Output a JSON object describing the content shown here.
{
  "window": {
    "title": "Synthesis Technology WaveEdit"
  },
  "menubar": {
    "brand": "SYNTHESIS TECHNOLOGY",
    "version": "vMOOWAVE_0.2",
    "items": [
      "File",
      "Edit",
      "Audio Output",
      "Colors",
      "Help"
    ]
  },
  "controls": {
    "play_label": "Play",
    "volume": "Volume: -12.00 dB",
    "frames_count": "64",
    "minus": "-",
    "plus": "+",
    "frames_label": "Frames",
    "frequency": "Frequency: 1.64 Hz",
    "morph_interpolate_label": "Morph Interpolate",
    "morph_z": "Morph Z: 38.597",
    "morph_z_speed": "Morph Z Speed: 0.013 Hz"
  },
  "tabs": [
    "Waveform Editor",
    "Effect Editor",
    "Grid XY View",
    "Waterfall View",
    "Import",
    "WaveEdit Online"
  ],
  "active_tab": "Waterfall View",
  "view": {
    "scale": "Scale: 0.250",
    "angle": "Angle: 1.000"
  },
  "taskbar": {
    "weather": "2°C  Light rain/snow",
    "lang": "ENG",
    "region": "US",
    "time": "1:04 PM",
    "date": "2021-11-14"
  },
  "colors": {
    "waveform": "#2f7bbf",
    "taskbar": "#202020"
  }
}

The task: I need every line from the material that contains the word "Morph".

Answer space:
    "morph_interpolate_label": "Morph Interpolate",
    "morph_z": "Morph Z: 38.597",
    "morph_z_speed": "Morph Z Speed: 0.013 Hz"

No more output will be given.